Scan the entries below. List each line with "yoga".
Start of Records provided
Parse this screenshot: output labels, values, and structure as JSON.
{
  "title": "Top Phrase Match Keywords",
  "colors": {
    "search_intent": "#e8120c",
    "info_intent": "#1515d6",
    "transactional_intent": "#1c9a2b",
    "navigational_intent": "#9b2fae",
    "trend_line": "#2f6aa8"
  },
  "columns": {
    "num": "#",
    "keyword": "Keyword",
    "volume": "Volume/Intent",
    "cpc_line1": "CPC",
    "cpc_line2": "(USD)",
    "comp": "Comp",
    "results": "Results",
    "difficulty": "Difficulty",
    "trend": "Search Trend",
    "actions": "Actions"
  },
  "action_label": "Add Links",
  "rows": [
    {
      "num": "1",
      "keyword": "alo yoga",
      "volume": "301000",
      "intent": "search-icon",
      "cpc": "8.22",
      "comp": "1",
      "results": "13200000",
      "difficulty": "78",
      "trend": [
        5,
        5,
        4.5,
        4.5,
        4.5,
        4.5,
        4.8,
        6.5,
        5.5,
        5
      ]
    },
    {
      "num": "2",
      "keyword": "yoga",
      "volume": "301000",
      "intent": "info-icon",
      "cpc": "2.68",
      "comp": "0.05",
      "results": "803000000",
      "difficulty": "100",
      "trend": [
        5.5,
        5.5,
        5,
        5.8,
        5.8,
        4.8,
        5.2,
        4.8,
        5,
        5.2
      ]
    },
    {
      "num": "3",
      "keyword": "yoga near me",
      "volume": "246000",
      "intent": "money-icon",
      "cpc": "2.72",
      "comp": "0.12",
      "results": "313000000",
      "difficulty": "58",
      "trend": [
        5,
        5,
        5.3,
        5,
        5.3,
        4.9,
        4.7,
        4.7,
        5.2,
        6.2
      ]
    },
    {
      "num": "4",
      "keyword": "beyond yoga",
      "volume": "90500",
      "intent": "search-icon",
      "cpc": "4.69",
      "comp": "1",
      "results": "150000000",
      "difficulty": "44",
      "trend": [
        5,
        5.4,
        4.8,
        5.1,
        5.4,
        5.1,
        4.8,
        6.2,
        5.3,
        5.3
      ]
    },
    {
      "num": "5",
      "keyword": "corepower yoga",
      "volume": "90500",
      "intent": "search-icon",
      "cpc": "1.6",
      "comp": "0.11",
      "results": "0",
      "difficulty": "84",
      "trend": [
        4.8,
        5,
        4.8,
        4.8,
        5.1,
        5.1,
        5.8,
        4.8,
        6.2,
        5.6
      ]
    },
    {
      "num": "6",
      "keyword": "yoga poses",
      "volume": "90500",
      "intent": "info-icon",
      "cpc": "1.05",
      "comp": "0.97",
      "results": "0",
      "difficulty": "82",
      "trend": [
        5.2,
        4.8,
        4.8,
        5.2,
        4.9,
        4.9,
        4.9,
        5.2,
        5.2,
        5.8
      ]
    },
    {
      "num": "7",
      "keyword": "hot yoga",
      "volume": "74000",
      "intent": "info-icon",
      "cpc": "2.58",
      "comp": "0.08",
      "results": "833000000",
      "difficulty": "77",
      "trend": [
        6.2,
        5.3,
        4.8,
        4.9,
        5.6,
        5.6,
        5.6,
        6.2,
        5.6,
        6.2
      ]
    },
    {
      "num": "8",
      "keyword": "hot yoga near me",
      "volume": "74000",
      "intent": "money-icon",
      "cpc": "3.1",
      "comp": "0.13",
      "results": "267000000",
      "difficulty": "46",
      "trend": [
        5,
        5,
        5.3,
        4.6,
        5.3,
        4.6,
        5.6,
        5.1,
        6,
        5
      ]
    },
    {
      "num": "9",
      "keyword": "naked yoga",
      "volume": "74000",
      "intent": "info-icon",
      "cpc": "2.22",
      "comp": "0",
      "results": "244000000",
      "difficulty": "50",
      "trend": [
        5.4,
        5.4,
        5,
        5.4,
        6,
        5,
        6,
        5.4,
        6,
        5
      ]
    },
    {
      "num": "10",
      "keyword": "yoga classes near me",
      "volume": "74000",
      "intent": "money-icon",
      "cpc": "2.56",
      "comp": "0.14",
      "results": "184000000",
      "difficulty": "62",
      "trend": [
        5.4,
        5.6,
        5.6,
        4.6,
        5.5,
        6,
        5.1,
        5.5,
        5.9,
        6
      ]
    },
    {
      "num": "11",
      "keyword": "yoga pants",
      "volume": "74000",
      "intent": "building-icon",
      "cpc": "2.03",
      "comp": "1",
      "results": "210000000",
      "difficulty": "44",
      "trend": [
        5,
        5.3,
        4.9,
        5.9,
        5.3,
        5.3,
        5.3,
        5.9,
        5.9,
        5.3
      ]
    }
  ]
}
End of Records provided
• _The completed task_
      "keyword": "alo yoga",
      "keyword": "yoga",
      "keyword": "yoga near me",
      "keyword": "beyond yoga",
      "keyword": "corepower yoga",
      "keyword": "yoga poses",
      "keyword": "hot yoga",
      "keyword": "hot yoga near me",
      "keyword": "naked yoga",
      "keyword": "yoga classes near me",
      "keyword": "yoga pants",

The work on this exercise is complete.